Stored records:
+--
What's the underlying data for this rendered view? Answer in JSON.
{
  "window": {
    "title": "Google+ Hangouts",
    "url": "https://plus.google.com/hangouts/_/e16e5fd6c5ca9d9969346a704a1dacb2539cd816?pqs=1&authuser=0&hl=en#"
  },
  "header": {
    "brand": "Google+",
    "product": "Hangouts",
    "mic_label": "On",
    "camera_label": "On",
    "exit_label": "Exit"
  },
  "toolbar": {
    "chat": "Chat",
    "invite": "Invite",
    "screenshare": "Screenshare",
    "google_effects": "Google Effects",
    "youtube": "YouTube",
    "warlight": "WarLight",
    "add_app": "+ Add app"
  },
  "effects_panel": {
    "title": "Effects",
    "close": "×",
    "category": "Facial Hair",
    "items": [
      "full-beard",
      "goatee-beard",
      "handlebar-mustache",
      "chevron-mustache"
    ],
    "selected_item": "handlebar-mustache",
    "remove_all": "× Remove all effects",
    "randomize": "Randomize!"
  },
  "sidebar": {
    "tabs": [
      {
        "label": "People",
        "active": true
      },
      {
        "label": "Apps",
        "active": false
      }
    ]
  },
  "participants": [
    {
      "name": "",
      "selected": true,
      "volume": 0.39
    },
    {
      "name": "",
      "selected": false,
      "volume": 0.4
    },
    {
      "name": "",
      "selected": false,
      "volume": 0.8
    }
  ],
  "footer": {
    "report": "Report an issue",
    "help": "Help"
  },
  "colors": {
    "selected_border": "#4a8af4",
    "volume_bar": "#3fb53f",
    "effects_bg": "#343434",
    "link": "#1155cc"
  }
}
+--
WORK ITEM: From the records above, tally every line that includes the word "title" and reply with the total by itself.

PROBLEM SOLUTION: 2